Warning: Long and rambling and yes, I know the SDMB isn’t a personal blog and all that. Still, I feel like I needed to at least write and post it.
We met in college. Specifically, I was downstairs in the lounge of our dorm working on my physics homework and she approached me for some help. That first meeting turned into a repeated study session for the rest of the year, where over time we established that she was bad at Newtonian mechanics while I was bad at electromagnetism. But we both got through the class and spent some time together besides studying. After that, we never had any classes in common. I continued on to get my degree in chemistry, while she eventually dropped physics and wound up writing her own major (you can do that at this college) which was basically a combination of history and physics. During that time, we still spent some time together in some sort of nebulous friend zone of not-quite dating and definitely not a full-blown couple.
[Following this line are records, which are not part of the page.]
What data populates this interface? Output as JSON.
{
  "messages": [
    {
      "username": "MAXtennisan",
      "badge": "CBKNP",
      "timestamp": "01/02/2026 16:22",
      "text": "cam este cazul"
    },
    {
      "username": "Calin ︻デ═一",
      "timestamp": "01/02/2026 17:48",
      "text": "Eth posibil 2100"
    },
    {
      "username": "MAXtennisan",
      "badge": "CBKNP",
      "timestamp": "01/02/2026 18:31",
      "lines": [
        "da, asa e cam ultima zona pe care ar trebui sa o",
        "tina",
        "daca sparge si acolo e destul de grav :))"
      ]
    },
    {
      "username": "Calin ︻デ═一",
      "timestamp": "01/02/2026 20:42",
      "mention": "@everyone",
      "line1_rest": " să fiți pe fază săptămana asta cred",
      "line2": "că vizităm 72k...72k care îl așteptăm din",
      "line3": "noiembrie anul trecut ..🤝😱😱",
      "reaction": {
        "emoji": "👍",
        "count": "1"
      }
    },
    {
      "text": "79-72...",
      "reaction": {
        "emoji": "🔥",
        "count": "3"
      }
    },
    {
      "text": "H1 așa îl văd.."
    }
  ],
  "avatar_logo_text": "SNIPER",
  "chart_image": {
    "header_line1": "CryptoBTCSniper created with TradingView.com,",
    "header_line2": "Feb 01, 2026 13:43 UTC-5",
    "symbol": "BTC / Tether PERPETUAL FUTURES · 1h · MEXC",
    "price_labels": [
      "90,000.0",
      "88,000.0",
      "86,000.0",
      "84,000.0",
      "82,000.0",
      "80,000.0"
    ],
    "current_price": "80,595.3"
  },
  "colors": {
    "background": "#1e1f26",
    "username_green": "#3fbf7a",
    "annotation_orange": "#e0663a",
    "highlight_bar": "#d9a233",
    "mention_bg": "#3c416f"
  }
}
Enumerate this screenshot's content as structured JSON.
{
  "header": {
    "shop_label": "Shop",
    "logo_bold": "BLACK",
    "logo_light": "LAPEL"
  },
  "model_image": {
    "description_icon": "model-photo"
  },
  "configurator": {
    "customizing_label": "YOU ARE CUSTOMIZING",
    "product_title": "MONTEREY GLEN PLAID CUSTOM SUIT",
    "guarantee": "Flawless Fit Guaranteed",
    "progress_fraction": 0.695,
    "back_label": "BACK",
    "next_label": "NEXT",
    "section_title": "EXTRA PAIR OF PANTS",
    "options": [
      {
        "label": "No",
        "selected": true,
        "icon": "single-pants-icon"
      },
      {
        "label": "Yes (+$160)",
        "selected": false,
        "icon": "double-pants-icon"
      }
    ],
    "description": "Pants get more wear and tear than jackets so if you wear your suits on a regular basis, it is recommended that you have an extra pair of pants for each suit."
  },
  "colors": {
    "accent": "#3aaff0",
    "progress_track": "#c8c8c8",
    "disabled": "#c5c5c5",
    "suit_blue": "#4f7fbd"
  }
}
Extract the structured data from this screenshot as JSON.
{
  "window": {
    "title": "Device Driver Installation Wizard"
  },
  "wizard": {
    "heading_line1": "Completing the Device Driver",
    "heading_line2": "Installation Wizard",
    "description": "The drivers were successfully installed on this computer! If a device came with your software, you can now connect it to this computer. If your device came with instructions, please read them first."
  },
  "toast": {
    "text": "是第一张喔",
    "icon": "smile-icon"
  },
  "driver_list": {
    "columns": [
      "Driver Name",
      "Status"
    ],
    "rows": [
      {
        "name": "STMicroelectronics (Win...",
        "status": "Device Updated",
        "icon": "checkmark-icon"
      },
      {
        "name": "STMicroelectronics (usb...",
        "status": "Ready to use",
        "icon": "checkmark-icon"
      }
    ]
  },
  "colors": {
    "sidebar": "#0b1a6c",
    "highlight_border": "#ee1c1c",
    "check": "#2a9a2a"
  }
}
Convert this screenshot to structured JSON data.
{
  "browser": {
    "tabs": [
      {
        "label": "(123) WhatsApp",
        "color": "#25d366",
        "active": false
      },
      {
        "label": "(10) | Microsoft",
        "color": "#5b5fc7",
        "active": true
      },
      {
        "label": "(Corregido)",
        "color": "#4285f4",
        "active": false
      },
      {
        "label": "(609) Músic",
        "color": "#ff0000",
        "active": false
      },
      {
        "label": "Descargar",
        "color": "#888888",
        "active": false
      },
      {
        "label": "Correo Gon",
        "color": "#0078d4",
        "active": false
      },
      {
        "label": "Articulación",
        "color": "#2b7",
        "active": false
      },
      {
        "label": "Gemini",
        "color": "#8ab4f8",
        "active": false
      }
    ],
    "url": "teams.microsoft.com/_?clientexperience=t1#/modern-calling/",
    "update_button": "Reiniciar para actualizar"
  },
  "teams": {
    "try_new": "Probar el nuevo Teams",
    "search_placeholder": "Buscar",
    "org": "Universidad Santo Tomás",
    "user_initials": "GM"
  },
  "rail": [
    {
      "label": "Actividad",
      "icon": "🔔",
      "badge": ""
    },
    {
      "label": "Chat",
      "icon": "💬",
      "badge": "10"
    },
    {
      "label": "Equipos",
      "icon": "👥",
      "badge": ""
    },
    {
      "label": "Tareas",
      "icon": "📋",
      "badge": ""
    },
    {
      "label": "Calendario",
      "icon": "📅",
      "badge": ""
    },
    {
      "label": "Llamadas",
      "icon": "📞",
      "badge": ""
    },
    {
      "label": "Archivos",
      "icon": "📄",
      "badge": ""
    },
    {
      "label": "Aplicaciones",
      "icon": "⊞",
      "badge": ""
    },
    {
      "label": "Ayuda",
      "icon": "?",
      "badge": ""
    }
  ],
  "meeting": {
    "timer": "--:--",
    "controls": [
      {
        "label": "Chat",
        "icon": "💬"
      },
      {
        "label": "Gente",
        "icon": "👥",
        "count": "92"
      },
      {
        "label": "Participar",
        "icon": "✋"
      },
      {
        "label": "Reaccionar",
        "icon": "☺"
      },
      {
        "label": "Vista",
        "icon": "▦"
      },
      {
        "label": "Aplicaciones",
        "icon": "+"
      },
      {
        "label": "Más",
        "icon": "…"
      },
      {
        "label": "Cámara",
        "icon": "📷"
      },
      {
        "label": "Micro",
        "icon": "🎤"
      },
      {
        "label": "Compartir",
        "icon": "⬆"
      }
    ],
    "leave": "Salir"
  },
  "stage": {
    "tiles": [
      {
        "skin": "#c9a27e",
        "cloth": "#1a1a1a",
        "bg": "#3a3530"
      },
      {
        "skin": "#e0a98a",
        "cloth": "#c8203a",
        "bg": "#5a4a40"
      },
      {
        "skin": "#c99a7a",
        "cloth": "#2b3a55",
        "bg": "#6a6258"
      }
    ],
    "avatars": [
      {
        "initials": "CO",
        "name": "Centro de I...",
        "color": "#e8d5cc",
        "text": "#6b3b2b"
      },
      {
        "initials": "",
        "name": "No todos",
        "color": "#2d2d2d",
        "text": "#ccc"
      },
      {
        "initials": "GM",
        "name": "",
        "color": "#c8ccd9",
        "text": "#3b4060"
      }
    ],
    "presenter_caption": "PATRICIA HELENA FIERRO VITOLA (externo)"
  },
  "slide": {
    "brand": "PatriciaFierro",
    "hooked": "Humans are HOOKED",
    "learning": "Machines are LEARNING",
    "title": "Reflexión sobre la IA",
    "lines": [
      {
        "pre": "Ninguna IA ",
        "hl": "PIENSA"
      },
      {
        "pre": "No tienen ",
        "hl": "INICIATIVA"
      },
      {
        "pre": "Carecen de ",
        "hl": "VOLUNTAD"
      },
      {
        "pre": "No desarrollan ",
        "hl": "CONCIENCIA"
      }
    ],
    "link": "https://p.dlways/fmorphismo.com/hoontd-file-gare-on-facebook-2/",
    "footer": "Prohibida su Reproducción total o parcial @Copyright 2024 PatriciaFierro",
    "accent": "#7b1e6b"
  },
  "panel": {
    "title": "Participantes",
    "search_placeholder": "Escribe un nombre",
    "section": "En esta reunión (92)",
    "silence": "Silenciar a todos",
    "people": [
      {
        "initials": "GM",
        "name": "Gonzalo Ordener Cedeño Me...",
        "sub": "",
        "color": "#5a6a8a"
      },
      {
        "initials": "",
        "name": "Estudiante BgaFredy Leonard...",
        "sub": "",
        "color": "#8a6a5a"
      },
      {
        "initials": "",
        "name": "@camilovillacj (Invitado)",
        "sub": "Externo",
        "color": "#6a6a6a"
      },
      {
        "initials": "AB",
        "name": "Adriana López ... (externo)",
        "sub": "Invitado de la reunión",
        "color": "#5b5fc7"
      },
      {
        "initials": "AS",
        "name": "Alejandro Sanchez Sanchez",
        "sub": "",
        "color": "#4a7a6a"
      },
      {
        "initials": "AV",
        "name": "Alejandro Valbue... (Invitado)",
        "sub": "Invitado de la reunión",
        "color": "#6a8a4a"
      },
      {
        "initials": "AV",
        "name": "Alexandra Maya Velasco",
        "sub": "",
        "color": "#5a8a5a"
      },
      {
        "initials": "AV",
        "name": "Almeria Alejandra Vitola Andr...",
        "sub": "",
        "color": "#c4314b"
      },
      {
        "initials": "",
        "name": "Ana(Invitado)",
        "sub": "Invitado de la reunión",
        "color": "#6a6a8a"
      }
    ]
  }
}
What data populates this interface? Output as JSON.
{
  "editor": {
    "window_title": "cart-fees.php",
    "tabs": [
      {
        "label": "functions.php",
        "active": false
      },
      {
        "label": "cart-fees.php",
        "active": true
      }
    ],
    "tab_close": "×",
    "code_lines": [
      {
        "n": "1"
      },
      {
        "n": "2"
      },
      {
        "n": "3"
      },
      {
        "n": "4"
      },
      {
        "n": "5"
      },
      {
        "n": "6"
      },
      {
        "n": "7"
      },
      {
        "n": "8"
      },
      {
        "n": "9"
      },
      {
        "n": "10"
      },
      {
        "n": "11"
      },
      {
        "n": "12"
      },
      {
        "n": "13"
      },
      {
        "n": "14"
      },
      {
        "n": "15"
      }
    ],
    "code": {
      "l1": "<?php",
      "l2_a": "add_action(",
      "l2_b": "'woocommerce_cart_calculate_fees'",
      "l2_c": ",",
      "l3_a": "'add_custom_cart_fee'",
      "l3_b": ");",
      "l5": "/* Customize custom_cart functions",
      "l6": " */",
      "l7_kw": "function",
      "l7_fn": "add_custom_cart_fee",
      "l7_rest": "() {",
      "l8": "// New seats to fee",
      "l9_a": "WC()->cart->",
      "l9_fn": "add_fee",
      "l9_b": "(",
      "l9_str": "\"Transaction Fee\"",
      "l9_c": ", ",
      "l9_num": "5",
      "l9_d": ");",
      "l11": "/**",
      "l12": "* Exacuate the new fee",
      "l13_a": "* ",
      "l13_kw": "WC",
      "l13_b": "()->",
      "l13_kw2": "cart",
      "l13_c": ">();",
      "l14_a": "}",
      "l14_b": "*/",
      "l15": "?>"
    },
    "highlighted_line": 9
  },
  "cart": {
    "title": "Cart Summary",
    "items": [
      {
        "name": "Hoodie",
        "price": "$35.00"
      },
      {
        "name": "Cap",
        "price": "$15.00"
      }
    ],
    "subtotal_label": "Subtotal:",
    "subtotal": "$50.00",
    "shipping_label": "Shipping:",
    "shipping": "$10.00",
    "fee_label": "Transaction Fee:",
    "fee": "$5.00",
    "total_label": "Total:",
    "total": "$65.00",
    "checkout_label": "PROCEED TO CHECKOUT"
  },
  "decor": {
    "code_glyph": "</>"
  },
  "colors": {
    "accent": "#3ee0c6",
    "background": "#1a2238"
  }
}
I learned later from other friends that they were sure we were actually dating, but it never seemed that way to me. Anyway, over time we drifted apart. Perhaps neither of us were really sure what we wanted, but by graduation I was looking ahead to graduate school and she was going to start working near her parents’ home. We said goodbye at graduation and I figured I’d never see her again.
About two years into graduate school, she decided to track me down. I had had little luck dating in the interval and had decided I needed to focus on both myself and my lab work. I don’t remember if I had ever told her the specifics of my plans, but in any case she found me. We started talking a little over the phone and some more over instant messaging. We eventually made plans for her to come out for a visit over Christmas and I’d show her around some–where I lived, up to visit my parents, a couple places in the state, and so on. By the end of that week we were a couple. The next three months were consumed with making plans. Neither of us were that happy with a long-distance relationship (something in the range of 2,000 miles) and she decided that she was going to quit her job and move in with me while I finished my Master’s degree and found a job. She moved in around mid-April, having flown in with a couple of suitcases. After a little while, she got a job in the area that she could walk to as she didn’t have her car and I, despite my best efforts, couldn’t manage to teach her to drive mine with its standard transmission. Eventually, at the end of the summer, we flew back east. I was going to a conference to interview for some jobs and she was going to visit her family. We spent another week driving her car back across the country and had a great time doing so.
Finally, the search paid off. I had a job! It may have been the depths of the recession, but I had a job! They were going to pay relocation and everything. Fairly soon afterwards, I proposed and we were engaged. I defended my Master’s thesis and we packed up and drove across the country to this new city (our household goods following us later) to set up in a townhouse apartment. She got a job through a temp agency a couple months later and I thought everything was going to be okay. She didn’t really like the job and hated the commuting but at least it was something.
Then the arguments started. Over money and all sorts of things that have to be dealt with when actually running a household. And over long-term plans as well–buying a house, having children, even just finding a new job and moving in a few years. But I thought it was okay–after all, couples do argue and I thought the good times were more than the bad times. However, it got worse and worse. Work was getting bad, she was stuck as a perma-temp, and although I went looking for a new job, there was not much to be found as the largest companies had started buying out, merging, and laying off thousands. Plus, while the economy overall was starting to pull out of the recession, hiring was still way down and I simply couldn’t find much to apply for. But at least I still had my job and eventually it started looking better. The company started doing better, I finally got promoted, she finally went from being a perma-temp to a full-time employee and I thought things were looking up.
However, they weren’t. We were still arguing a lot. Sometimes it was over money, sometimes over living arrangements, but most of the time it was simply over living here. Not the apartment, which we were still in several years later, but the whole area in general. Eventually, I found a couples counselor and we started going every other week or so, hoping that he could help get us over our problems and really back together. There were good times and bad times, but I thought it was helping. We were still having problems, but at least I thought we were making progress.
We’d been going to counseling for about 18 months when it feels like it all collapsed at once. Over time, she’d become more and more insistent that she didn’t want to live here. She’d tried to find me jobs to apply for while still not understanding what it is I do and then get angry when I would say I didn’t think I was qualified for or interested in them. In the meantime, I was trying to find a new job myself, being somewhat unhappy in my work and ready for a change, but without success. Some phone interviews, sure, but nothing progressing past that stage. She accused me of sandbagging interviews, of trying to make her miserable (specifically by refusing to move without a job already in place), of only being interested in the money she was making, and of all sorts of other things. I had pretty much convinced myself that this relationship had to end, but it still didn’t make it easier for me.
So when I came home from work to her talking to her mother about making plans to leave, I didn’t know how to feel. If it’s truly over and she just wants to do this as cleanly and nicely as possible, I should count my blessings that it’s not going to be ugly or vindictive. We never actually married and instead it’s just been one long engagement. There are no children to worry about, no property to sell, no divorce paperwork to deal with, and nothing to show for years of life together. I always hoped that somehow we could still make this work, that somehow we could be happy. I guess I fell in love with an idea and an image and not a real person.